┌────────

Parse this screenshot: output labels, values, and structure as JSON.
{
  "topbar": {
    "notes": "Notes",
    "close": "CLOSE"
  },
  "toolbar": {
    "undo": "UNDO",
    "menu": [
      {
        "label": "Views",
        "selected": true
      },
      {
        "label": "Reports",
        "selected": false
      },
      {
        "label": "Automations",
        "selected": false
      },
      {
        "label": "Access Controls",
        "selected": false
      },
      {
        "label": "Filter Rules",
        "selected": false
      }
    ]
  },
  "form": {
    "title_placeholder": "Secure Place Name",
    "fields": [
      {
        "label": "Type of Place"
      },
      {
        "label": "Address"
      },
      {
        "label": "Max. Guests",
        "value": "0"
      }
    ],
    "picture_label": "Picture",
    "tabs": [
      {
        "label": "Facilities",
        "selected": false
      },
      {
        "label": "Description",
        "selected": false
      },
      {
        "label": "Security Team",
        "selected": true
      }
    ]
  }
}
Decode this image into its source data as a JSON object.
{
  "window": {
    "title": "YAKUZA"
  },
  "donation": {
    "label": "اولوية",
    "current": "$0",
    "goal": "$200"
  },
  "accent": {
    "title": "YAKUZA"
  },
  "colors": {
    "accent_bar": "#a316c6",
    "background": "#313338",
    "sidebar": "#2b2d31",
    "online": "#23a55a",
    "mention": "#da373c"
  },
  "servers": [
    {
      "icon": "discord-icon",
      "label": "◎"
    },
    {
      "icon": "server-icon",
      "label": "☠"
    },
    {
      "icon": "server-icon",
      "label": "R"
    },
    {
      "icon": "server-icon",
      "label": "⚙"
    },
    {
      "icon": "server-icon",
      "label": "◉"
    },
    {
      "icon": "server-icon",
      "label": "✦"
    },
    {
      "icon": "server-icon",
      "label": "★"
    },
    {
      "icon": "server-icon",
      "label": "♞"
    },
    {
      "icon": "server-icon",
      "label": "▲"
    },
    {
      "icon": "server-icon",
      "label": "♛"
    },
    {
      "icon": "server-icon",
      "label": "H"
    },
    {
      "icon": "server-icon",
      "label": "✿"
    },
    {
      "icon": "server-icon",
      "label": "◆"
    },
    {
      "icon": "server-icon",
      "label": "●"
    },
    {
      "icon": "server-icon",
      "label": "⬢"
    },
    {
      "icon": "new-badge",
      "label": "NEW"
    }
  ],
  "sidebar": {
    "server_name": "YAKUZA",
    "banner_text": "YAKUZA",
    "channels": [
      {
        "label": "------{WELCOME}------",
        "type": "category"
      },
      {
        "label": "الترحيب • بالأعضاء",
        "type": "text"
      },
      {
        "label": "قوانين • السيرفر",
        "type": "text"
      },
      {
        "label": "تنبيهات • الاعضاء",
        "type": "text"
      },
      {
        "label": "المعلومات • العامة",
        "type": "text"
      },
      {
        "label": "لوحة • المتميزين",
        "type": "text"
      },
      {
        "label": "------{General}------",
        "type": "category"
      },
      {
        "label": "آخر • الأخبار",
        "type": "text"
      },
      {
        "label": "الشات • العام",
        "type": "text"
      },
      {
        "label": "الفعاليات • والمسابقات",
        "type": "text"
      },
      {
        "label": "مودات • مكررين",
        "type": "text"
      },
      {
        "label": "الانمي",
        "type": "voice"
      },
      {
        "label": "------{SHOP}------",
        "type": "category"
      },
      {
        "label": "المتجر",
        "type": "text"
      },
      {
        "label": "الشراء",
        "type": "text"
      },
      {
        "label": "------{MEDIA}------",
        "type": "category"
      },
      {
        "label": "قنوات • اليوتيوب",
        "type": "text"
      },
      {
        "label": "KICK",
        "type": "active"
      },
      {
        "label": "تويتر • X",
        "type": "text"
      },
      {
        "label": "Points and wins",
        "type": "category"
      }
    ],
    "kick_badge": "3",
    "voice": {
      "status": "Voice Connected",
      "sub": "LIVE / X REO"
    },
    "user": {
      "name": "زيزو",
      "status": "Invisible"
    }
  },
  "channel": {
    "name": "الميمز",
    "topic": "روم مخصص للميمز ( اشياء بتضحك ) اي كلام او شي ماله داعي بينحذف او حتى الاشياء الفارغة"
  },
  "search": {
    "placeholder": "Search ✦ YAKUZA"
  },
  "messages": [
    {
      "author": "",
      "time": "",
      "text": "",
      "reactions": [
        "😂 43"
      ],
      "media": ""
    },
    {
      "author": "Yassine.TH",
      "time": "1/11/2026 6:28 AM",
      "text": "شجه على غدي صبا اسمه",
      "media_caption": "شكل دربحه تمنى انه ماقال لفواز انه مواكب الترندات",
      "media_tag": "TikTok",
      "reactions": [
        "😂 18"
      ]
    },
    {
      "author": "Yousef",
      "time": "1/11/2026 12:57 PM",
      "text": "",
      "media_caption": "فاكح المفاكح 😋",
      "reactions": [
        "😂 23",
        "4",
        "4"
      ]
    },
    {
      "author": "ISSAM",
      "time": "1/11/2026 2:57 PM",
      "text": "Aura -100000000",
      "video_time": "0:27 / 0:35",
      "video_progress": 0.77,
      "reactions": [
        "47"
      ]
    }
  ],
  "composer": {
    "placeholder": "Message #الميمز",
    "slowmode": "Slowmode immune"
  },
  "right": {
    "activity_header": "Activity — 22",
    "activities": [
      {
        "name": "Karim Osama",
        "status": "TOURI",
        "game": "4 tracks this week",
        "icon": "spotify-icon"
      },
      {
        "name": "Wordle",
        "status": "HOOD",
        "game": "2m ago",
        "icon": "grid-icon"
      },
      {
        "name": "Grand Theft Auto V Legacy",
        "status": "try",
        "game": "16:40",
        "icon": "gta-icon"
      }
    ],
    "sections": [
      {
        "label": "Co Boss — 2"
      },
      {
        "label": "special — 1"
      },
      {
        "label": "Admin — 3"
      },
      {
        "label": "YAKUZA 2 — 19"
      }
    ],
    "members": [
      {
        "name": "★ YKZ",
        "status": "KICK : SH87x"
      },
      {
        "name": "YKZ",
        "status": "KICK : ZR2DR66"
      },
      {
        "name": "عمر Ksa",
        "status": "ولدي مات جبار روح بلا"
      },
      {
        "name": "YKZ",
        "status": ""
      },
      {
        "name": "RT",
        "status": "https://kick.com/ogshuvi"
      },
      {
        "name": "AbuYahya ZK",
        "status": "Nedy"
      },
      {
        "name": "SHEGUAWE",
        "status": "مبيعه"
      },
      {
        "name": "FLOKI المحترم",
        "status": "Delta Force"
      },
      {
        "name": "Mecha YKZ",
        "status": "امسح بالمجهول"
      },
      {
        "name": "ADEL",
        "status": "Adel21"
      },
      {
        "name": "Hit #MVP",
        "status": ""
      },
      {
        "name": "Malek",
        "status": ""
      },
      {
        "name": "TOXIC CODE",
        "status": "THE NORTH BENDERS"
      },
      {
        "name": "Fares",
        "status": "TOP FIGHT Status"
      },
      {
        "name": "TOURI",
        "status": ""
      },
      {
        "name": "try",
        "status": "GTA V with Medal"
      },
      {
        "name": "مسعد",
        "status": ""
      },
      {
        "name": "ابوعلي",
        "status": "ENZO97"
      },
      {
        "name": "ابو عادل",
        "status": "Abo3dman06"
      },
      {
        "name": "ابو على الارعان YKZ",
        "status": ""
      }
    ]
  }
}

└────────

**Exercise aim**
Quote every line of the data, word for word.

**Exercise response**
Parse this screenshot: output labels, values, and structure as JSON.
{
  "topbar": {
    "notes": "Notes",
    "close": "CLOSE"
  },
  "toolbar": {
    "undo": "UNDO",
    "menu": [
      {
        "label": "Views",
        "selected": true
      },
      {
        "label": "Reports",
        "selected": false
      },
      {
        "label": "Automations",
        "selected": false
      },
      {
        "label": "Access Controls",
        "selected": false
      },
      {
        "label": "Filter Rules",
        "selected": false
      }
    ]
  },
  "form": {
    "title_placeholder": "Secure Place Name",
    "fields": [
      {
        "label": "Type of Place"
      },
      {
        "label": "Address"
      },
      {
        "label": "Max. Guests",
        "value": "0"
      }
    ],
    "picture_label": "Picture",
    "tabs": [
      {
        "label": "Facilities",
        "selected": false
      },
      {
        "label": "Description",
        "selected": false
      },
      {
        "label": "Security Team",
        "selected": true
      }
    ]
  }
}
Decode this image into its source data as a JSON object.
{
  "window": {
    "title": "YAKUZA"
  },
  "donation": {
    "label": "اولوية",
    "current": "$0",
    "goal": "$200"
  },
  "accent": {
    "title": "YAKUZA"
  },
  "colors": {
    "accent_bar": "#a316c6",
    "background": "#313338",
    "sidebar": "#2b2d31",
    "online": "#23a55a",
    "mention": "#da373c"
  },
  "servers": [
    {
      "icon": "discord-icon",
      "label": "◎"
    },
    {
      "icon": "server-icon",
      "label": "☠"
    },
    {
      "icon": "server-icon",
      "label": "R"
    },
    {
      "icon": "server-icon",
      "label": "⚙"
    },
    {
      "icon": "server-icon",
      "label": "◉"
    },
    {
      "icon": "server-icon",
      "label": "✦"
    },
    {
      "icon": "server-icon",
      "label": "★"
    },
    {
      "icon": "server-icon",
      "label": "♞"
    },
    {
      "icon": "server-icon",
      "label": "▲"
    },
    {
      "icon": "server-icon",
      "label": "♛"
    },
    {
      "icon": "server-icon",
      "label": "H"
    },
    {
      "icon": "server-icon",
      "label": "✿"
    },
    {
      "icon": "server-icon",
      "label": "◆"
    },
    {
      "icon": "server-icon",
      "label": "●"
    },
    {
      "icon": "server-icon",
      "label": "⬢"
    },
    {
      "icon": "new-badge",
      "label": "NEW"
    }
  ],
  "sidebar": {
    "server_name": "YAKUZA",
    "banner_text": "YAKUZA",
    "channels": [
      {
        "label": "------{WELCOME}------",
        "type": "category"
      },
      {
        "label": "الترحيب • بالأعضاء",
        "type": "text"
      },
      {
        "label": "قوانين • السيرفر",
        "type": "text"
      },
      {
        "label": "تنبيهات • الاعضاء",
        "type": "text"
      },
      {
        "label": "المعلومات • العامة",
        "type": "text"
      },
      {
        "label": "لوحة • المتميزين",
        "type": "text"
      },
      {
        "label": "------{General}------",
        "type": "category"
      },
      {
        "label": "آخر • الأخبار",
        "type": "text"
      },
      {
        "label": "الشات • العام",
        "type": "text"
      },
      {
        "label": "الفعاليات • والمسابقات",
        "type": "text"
      },
      {
        "label": "مودات • مكررين",
        "type": "text"
      },
      {
        "label": "الانمي",
        "type": "voice"
      },
      {
        "label": "------{SHOP}------",
        "type": "category"
      },
      {
        "label": "المتجر",
        "type": "text"
      },
      {
        "label": "الشراء",
        "type": "text"
      },
      {
        "label": "------{MEDIA}------",
        "type": "category"
      },
      {
        "label": "قنوات • اليوتيوب",
        "type": "text"
      },
      {
        "label": "KICK",
        "type": "active"
      },
      {
        "label": "تويتر • X",
        "type": "text"
      },
      {
        "label": "Points and wins",
        "type": "category"
      }
    ],
    "kick_badge": "3",
    "voice": {
      "status": "Voice Connected",
      "sub": "LIVE / X REO"
    },
    "user": {
      "name": "زيزو",
      "status": "Invisible"
    }
  },
  "channel": {
    "name": "الميمز",
    "topic": "روم مخصص للميمز ( اشياء بتضحك ) اي كلام او شي ماله داعي بينحذف او حتى الاشياء الفارغة"
  },
  "search": {
    "placeholder": "Search ✦ YAKUZA"
  },
  "messages": [
    {
      "author": "",
      "time": "",
      "text": "",
      "reactions": [
        "😂 43"
      ],
      "media": ""
    },
    {
      "author": "Yassine.TH",
      "time": "1/11/2026 6:28 AM",
      "text": "شجه على غدي صبا اسمه",
      "media_caption": "شكل دربحه تمنى انه ماقال لفواز انه مواكب الترندات",
      "media_tag": "TikTok",
      "reactions": [
        "😂 18"
      ]
    },
    {
      "author": "Yousef",
      "time": "1/11/2026 12:57 PM",
      "text": "",
      "media_caption": "فاكح المفاكح 😋",
      "reactions": [
        "😂 23",
        "4",
        "4"
      ]
    },
    {
      "author": "ISSAM",
      "time": "1/11/2026 2:57 PM",
      "text": "Aura -100000000",
      "video_time": "0:27 / 0:35",
      "video_progress": 0.77,
      "reactions": [
        "47"
      ]
    }
  ],
  "composer": {
    "placeholder": "Message #الميمز",
    "slowmode": "Slowmode immune"
  },
  "right": {
    "activity_header": "Activity — 22",
    "activities": [
      {
        "name": "Karim Osama",
        "status": "TOURI",
        "game": "4 tracks this week",
        "icon": "spotify-icon"
      },
      {
        "name": "Wordle",
        "status": "HOOD",
        "game": "2m ago",
        "icon": "grid-icon"
      },
      {
        "name": "Grand Theft Auto V Legacy",
        "status": "try",
        "game": "16:40",
        "icon": "gta-icon"
      }
    ],
    "sections": [
      {
        "label": "Co Boss — 2"
      },
      {
        "label": "special — 1"
      },
      {
        "label": "Admin — 3"
      },
      {
        "label": "YAKUZA 2 — 19"
      }
    ],
    "members": [
      {
        "name": "★ YKZ",
        "status": "KICK : SH87x"
      },
      {
        "name": "YKZ",
        "status": "KICK : ZR2DR66"
      },
      {
        "name": "عمر Ksa",
        "status": "ولدي مات جبار روح بلا"
      },
      {
        "name": "YKZ",
        "status": ""
      },
      {
        "name": "RT",
        "status": "https://kick.com/ogshuvi"
      },
      {
        "name": "AbuYahya ZK",
        "status": "Nedy"
      },
      {
        "name": "SHEGUAWE",
        "status": "مبيعه"
      },
      {
        "name": "FLOKI المحترم",
        "status": "Delta Force"
      },
      {
        "name": "Mecha YKZ",
        "status": "امسح بالمجهول"
      },
      {
        "name": "ADEL",
        "status": "Adel21"
      },
      {
        "name": "Hit #MVP",
        "status": ""
      },
      {
        "name": "Malek",
        "status": ""
      },
      {
        "name": "TOXIC CODE",
        "status": "THE NORTH BENDERS"
      },
      {
        "name": "Fares",
        "status": "TOP FIGHT Status"
      },
      {
        "name": "TOURI",
        "status": ""
      },
      {
        "name": "try",
        "status": "GTA V with Medal"
      },
      {
        "name": "مسعد",
        "status": ""
      },
      {
        "name": "ابوعلي",
        "status": "ENZO97"
      },
      {
        "name": "ابو عادل",
        "status": "Abo3dman06"
      },
      {
        "name": "ابو على الارعان YKZ",
        "status": ""
      }
    ]
  }
}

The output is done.